What is required >> Below are the entries; return every line among them that holds the word "shirt".

Records from a collection:
>>>
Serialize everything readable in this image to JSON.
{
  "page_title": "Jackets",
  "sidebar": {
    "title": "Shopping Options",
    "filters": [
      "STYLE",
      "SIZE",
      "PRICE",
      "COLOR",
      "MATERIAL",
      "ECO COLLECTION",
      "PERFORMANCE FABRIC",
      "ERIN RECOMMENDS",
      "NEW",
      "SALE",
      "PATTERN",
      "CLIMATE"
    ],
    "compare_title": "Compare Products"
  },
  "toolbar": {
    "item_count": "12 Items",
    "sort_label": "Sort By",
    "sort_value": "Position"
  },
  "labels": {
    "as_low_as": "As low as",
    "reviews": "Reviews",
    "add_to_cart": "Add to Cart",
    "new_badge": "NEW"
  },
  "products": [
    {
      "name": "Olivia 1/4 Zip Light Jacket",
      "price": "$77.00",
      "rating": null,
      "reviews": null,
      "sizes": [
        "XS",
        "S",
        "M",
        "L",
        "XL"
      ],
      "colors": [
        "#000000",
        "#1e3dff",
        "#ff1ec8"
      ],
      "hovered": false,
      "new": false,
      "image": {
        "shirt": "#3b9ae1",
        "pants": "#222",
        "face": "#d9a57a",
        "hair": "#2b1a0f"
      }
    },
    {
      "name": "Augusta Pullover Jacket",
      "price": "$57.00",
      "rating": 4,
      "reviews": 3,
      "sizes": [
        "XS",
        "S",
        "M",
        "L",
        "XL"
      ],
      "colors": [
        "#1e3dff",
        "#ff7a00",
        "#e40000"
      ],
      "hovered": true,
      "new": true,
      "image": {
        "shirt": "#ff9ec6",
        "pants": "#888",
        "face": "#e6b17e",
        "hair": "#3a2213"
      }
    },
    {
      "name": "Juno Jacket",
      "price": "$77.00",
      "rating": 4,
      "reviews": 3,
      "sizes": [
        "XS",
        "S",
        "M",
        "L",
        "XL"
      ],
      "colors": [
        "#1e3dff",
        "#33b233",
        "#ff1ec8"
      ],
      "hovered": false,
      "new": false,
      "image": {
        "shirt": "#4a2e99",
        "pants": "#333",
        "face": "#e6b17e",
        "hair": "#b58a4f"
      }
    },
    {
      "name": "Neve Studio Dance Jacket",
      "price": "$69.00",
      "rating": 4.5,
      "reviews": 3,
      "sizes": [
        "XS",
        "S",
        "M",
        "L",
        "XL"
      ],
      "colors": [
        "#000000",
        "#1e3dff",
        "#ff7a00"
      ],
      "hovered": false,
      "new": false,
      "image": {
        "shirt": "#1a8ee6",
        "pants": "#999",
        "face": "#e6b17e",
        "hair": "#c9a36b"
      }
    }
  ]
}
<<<
Response area >>
        "shirt": "#3b9ae1",
        "shirt": "#ff9ec6",
        "shirt": "#4a2e99",
        "shirt": "#1a8ee6",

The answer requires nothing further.